“Booth put a bullet in Lincoln's head,” Beckel says. “But it was something that Stanton damn well knew about. But he didn't want him to go to the theater. He was ambivalent about it.
“His fingerprints are all over it, only because he knew ... but he didn't know Booth. Stanton had spies all over the country. He was aware of it, and he knew what the motives were.”
As an actor playing an assassin who was an actor, Johnson did his research and says, “What I discovered was a man who was completely contradictory to my high-school history books, in terms of character. He's this very complex, passionate and magnanimous, magnetic character that was so often depicted as this demonic, mustache-twirling villain — and understandably so.
“President Lincoln was martyred, and Booth was vilified. That was the black-and-white story that could be told, that could sell newspapers and then make its way into the ink of our history books forever.”
Kate O'Hare is a writer for Zap2it.
Show commenting policy
TribLive commenting policy
You are solely responsible for your comments and by using TribLive.com you agree to our Terms of Service.
We moderate comments. Our goal is to provide substantive commentary for a general readership. By screening submissions, we provide a space where readers can share intelligent and informed commentary that enhances the quality of our news and information.
While most comments will be posted if they are on-topic and not abusive, moderating decisions are subjective. We will make them as carefully and consistently as we can. Because of the volume of reader comments, we cannot review individual moderation decisions with readers.
We value thoughtful comments representing a range of views that make their point quickly and politely. We make an effort to protect discussions from repeated comments either by the same reader or different readers.
We follow the same standards for taste as the daily newspaper. A few things we won't tolerate: personal attacks, obscenity, vulgarity, profanity (including expletives and letters followed by dashes), commercial promotion, impersonations, incoherence, proselytizing and SHOUTING. Don't include URLs to Web sites.
We do not edit comments. They are either approved or deleted. We reserve the right to edit a comment that is quoted or excerpted in an article. In this case, we may fix spelling and punctuation.
We welcome strong opinions and criticism of our work, but we don't want comments to become bogged down with discussions of our policies and we will moderate accordingly.
We appreciate it when readers and people quoted in articles or blog posts point out errors of fact or emphasis and will investigate all assertions. But these suggestions should be sent via e-mail. To avoid distracting other readers, we won't publish comments that suggest a correction. Instead, corrections will be made in a blog post or in an article.
- Pirates analyst Kent Tekulve recovering after heart transplant

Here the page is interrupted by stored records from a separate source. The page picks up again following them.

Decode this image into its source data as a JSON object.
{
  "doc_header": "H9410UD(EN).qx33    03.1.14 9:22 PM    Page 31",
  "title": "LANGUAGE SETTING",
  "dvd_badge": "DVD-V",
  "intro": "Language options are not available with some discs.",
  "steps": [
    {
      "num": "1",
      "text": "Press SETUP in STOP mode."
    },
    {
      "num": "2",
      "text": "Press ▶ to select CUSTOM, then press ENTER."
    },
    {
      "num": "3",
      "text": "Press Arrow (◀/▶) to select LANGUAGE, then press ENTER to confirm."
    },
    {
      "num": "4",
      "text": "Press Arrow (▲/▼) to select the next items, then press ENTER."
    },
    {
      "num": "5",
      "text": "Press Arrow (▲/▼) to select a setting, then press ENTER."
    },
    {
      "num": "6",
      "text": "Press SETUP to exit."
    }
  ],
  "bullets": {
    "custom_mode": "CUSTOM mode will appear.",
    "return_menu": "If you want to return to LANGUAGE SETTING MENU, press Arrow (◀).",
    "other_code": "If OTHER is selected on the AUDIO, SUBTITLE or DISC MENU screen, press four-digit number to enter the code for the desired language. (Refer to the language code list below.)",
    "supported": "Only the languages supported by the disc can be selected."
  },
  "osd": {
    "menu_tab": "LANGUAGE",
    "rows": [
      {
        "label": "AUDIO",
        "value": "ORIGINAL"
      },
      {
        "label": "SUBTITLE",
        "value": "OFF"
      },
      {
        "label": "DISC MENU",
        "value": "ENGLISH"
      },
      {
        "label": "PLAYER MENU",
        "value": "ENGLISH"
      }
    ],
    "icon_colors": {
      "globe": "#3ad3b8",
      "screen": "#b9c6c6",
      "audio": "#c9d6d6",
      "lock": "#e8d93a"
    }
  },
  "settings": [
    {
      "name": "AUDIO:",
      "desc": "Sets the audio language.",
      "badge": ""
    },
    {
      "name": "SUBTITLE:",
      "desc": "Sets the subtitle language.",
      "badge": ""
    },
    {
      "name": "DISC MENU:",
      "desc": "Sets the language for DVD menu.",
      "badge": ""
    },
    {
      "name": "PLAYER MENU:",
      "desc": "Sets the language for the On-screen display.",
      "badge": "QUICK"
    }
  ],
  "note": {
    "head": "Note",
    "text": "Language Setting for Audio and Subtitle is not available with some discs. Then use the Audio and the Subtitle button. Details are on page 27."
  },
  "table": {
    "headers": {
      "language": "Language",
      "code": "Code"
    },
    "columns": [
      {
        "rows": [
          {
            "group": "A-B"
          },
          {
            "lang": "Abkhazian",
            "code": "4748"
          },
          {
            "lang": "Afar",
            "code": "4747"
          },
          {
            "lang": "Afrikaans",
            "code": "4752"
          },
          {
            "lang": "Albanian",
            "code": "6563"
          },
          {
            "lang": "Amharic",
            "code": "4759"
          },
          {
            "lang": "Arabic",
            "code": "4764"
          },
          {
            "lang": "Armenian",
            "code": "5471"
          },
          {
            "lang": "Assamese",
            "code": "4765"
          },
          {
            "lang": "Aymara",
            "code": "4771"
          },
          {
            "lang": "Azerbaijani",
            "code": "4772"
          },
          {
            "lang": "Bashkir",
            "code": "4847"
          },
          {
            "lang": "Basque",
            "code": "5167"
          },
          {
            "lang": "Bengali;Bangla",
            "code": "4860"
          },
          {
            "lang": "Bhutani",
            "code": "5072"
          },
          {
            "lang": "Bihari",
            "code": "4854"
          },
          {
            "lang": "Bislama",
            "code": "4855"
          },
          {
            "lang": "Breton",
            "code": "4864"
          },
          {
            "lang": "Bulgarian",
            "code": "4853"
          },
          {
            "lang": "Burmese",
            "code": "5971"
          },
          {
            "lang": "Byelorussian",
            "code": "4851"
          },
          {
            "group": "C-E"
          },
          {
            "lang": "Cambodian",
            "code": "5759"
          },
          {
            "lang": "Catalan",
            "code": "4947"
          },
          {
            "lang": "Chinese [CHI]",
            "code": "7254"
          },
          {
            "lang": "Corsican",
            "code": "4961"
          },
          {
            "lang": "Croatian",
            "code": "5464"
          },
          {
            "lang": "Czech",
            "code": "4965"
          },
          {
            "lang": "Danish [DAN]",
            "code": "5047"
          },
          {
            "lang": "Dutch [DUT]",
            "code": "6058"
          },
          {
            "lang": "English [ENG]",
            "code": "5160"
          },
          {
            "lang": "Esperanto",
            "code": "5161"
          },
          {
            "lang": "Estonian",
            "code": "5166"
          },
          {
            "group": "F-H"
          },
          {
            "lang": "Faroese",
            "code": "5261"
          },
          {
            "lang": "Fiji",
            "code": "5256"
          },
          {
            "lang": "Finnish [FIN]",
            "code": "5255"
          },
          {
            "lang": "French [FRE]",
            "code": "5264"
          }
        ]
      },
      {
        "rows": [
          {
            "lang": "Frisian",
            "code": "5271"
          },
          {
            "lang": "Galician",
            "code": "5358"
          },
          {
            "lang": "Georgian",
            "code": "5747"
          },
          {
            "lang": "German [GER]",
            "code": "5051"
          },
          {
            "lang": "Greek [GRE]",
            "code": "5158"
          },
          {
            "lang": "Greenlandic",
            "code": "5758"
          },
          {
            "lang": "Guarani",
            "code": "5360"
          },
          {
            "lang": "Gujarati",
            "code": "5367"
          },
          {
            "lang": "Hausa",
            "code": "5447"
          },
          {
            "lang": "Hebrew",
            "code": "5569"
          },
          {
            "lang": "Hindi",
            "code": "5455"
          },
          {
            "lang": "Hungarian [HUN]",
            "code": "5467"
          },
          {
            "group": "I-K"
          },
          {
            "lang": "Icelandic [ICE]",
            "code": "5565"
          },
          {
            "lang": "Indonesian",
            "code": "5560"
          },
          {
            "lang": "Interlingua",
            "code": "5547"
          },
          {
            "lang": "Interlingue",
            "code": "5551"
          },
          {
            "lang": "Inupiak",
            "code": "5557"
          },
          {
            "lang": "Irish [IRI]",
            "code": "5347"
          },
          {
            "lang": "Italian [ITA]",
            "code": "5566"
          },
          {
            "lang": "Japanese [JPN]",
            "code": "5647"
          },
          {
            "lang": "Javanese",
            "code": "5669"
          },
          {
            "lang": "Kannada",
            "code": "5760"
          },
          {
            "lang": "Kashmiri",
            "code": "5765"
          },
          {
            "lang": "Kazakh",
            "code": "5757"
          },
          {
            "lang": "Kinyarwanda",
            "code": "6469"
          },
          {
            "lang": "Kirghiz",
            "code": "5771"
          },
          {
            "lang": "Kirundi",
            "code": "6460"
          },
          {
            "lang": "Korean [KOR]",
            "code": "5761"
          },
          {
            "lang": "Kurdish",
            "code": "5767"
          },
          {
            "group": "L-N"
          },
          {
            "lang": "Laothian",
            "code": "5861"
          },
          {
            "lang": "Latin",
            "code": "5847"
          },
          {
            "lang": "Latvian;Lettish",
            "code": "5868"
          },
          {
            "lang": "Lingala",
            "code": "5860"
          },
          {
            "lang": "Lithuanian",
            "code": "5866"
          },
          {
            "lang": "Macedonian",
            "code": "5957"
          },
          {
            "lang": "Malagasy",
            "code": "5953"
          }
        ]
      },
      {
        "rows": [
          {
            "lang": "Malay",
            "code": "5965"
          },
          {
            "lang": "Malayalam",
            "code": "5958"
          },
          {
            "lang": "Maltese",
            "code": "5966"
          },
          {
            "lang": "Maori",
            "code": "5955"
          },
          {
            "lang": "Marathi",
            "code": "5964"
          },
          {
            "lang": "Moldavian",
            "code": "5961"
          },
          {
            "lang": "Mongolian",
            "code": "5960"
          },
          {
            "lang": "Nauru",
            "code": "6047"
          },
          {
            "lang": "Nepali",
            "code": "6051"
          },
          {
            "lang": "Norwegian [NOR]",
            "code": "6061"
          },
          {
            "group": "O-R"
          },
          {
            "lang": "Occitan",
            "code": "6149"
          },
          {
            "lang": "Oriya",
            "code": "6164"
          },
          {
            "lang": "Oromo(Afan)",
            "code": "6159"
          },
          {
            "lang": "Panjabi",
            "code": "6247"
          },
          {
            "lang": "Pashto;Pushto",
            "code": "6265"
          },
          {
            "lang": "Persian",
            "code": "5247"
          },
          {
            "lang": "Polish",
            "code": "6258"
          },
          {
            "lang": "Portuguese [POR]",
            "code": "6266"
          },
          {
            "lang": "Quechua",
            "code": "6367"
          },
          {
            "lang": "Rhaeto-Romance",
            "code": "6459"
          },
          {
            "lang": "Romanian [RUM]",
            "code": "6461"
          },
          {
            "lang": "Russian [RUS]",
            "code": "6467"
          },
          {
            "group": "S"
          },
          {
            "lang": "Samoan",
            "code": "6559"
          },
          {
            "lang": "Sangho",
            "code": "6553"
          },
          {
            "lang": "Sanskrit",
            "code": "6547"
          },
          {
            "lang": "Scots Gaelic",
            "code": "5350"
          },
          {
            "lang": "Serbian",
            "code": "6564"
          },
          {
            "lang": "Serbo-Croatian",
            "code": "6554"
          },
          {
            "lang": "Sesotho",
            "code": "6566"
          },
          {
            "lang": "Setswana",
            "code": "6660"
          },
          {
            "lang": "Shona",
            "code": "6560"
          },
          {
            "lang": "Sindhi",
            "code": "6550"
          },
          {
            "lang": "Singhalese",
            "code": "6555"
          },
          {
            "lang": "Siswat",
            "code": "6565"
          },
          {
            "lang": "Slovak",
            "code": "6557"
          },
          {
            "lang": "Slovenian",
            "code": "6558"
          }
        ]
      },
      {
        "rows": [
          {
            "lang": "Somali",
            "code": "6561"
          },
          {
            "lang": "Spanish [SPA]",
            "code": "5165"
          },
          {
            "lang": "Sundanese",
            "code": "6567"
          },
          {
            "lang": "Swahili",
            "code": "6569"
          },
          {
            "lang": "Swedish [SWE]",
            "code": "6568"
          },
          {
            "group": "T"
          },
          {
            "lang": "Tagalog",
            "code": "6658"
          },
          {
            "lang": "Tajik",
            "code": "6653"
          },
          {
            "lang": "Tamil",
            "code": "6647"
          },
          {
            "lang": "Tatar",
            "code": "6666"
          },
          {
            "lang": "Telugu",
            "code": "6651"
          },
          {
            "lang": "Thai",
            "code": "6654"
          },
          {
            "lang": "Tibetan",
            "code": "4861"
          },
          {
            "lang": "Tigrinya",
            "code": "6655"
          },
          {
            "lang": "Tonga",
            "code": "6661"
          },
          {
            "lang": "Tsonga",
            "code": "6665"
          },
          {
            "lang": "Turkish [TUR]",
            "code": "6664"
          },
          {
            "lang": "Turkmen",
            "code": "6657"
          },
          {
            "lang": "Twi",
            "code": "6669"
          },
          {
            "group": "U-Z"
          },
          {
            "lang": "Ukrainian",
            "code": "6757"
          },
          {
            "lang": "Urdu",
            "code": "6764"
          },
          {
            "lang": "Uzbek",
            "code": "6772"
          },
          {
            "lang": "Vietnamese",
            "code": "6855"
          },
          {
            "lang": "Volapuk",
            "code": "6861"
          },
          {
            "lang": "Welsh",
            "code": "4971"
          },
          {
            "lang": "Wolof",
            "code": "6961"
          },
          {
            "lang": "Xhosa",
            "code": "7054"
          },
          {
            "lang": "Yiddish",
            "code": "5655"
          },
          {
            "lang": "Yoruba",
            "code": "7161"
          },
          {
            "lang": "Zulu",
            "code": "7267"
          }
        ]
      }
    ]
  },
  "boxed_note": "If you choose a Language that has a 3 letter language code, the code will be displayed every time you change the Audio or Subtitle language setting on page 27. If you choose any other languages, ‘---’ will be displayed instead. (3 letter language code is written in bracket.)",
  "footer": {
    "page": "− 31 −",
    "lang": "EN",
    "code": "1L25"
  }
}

- Steelers veteran defenders want young teammates to step up
- New approach on offense has Pirates in playoff contention this season
- Pitt football coach Chryst refutes analyst Wannstedt’s opinion
- Pa. Education Department attempts to block release of emails to Tomalis
- Steelers’ Brown combats disruptive defensive ploys
- Wheel separation incidents can prove deadly; NTSB doesn’t track them
- Crosby appreciates his relationship with Penguins fans
- Woman killed after car hits tree in Norvelt
- Kent State provocation with ‘blood’ sweatshirt denied
- UPMC buying New Castle-based Jameson Health System